The Super Secret Thing That I Cannot Tell You About, Revealed: Introducing Fuzzy Nation
So, that Super Secret Thing That I Cannot Tell You About? I can tell you about it now. It’s a novel, and it’s called Fuzzy Nation, and it’s a reboot of the Hugo-nominated 1962 science fiction novel Little Fuzzy, by H. Beam Piper.
And now, your questions:
Uh, “reboot”? Don’t you mean a sequel?
Nope, I mean a reboot, as in, I took the original plot and characters of Little Fuzzy and wrote an entirely new story from and with them. The novel doesn’t follow on from the events of Little Fuzzy; it’s a new interpretation of that first story and a break from the continuity that H. Beam Piper established in Little Fuzzy and its sequels.

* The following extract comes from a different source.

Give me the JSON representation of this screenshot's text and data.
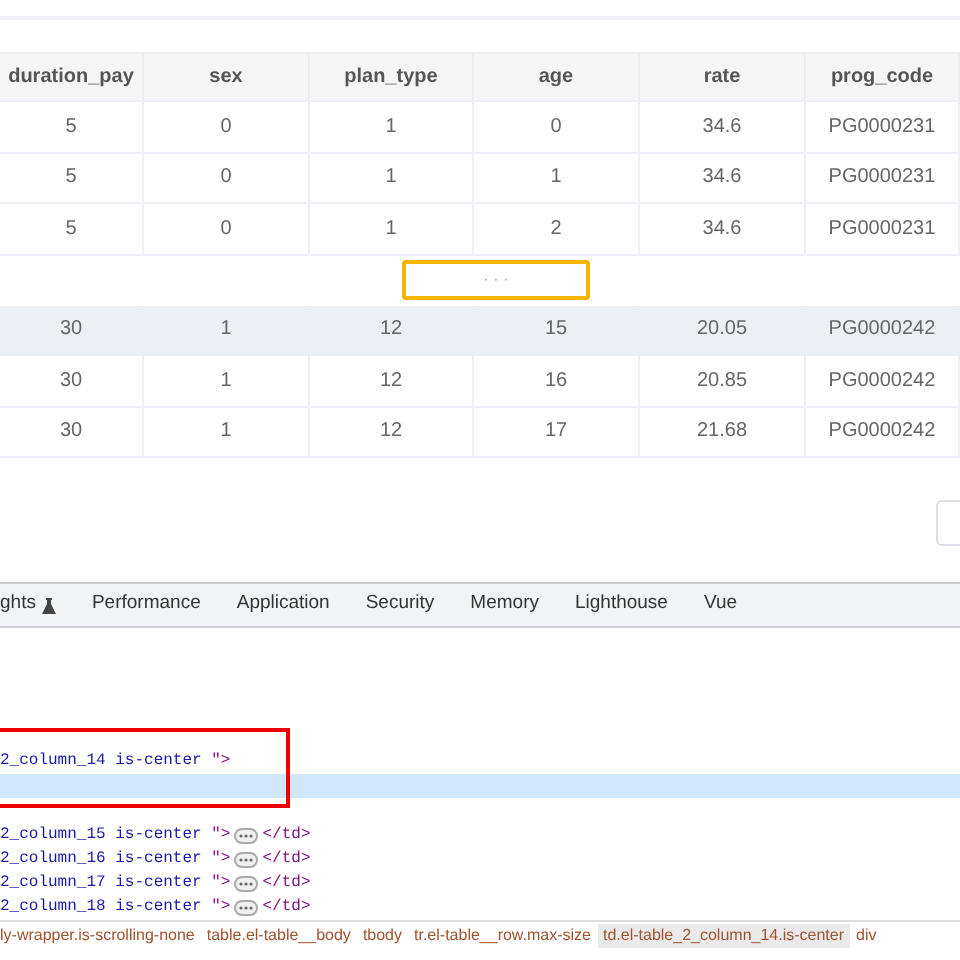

Why did you do this?
Because as far as I know it’s never been done before. Science fiction TV and movie series are rebooted all the time — see Battlestar Galactica and Star Trek for recent examples of this — but I can’t think of a significant, original universe in science fiction literature in which this has been done, at least, not by someone who is not the original author. So I thought, hey, this seems like it could be a fun thing to do. So I did it.

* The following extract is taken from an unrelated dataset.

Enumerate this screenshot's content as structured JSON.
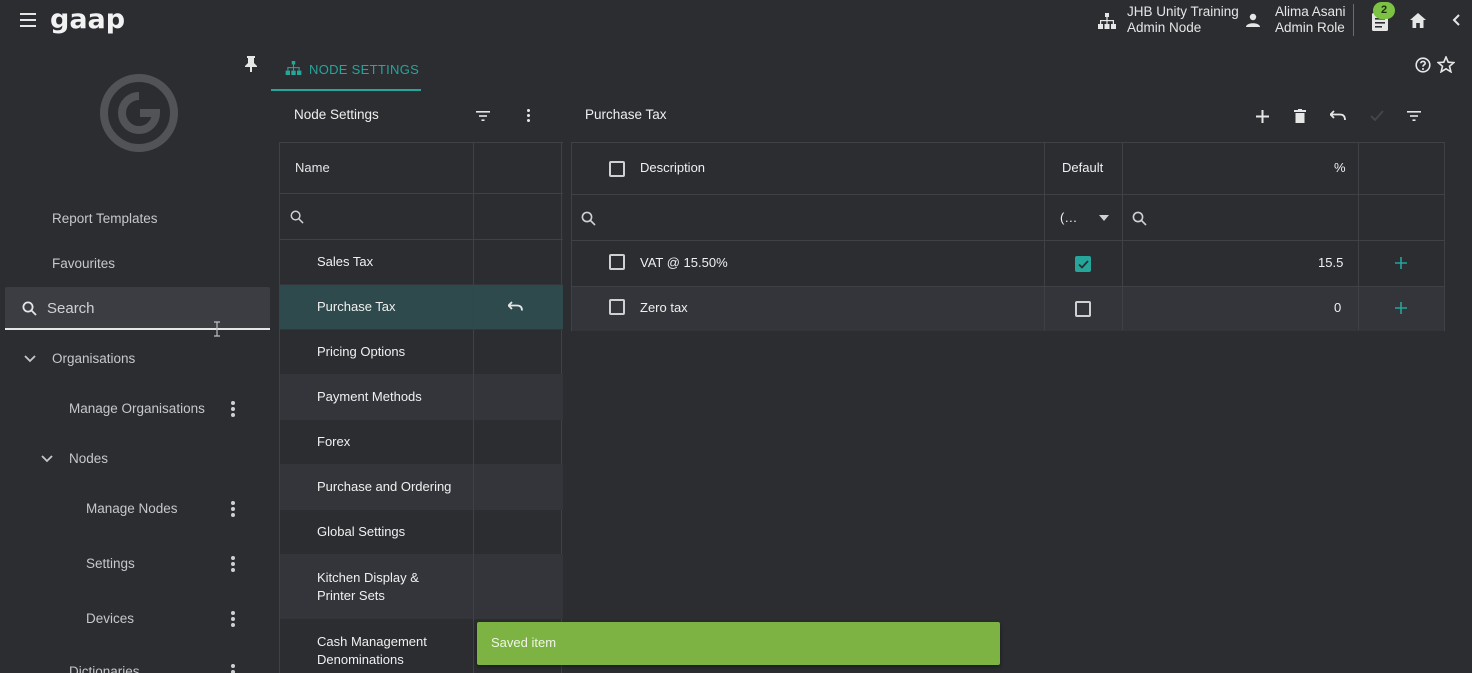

Why Little Fuzzy?
Because I am a huge fan of the original novel and of H. Beam Piper’s work. It’s a good story and he’s a very good story teller; Little Fuzzy wasn’t nominated for a Hugo on accident, you know. And while the original novel is still, as they say, a “cracking good tale,” I thought there was an opportunity to revisit the story and put a new spin on it to make it approachable to people who had not read the original or did not know about Piper, and also to give fans of the original the fun of seeing some old friends in new settings.
While Fuzzy Nation is a “reboot” of Little Fuzzy, the idea behind it is not to replace the original, but to celebrate it and hopefully draw new readers to it and to other work by Piper. I hope that when people get done with Fuzzy Nation they’ll pick up Little Fuzzy, and compare and contrast the two approaches to the same story.
How can you do this? Aren’t there copyright issues involved?
Little Fuzzy itself is in the public domain, but its sequels are still under copyright. While it might have been technically possible to write Fuzzy Nation without the permission of the Piper estate, because of the status of the sequels there were enough (forgive the pun) fuzzy legal areas that I didn’t want to have to deal with them. Beyond this, because Fuzzy Nation is in many ways meant to be a tribute to Little Fuzzy and to Piper himself, I wanted the blessing, so to speak, of the Piper estate.
So, after I wrote Fuzzy Nation, my super-invaluable and incredibly awesome agent Ethan Ellenberg approached the rights holders to the Piper estate and started talking to them about it. The discussions took, well, a long time. But we reached agreement on it, and I’m happy to say Fuzzy Nation is an authorized work.
Wait. You said you asked for permission only after you wrote Fuzzy Nation?
Well, because I originally wrote it for fun. I was doing it mostly to see what a version of Little Fuzzy by me would be like. And when I was done, I thought, well, that’s not too bad, I wonder if I can do something with it? And that’s when Ethan started talking to folks.
What if you had asked for permission and the answer was “no”?
Well, then I guess Fuzzy Nation would be The Super Secret Project That You Will Never Ever Find Out About. But, you know, look. Sometimes you do things not for any particular profit motive, but because it interests you, and you enjoy it, and you have a good time with it, and it’s good for your outlook on life. I decided to write Fuzzy Nation right after I had a particularly contentious and annoying negotiation for a completely different Super Secret Project That You Will Never Ever Find Out About, and I needed to do something to sort of cleanse my palate, as it were. Fuzzy Nation was it. And you know what? I had a ball with it, and it reset my attitude and made writing fun once more. If it never saw the light of day, it still would have been worth writing for that alone.
So you had another Super Secret Project That You Couldn’t Tell Us About?
How many of those do you have going, anyway?
Quite obviously, I can’t tell you.
Fair enough. So when can we read Fuzzy Nation?
After it’s published!
And when will that be?
No idea. Because I was writing it on my own time, it’s not on any particular publisher’s schedule. It’s not even been sold yet. Ethan will start shopping it around now.
You mean to say you’re telling us you’ve written a novel but we can’t read it yet, and you don’t know when we can?
Yup, pretty much.
You are an evil little man, Scalzi.
Fuzzy Nation had better be good, man.
Oh, it is.
Update. 4/13: sold the book!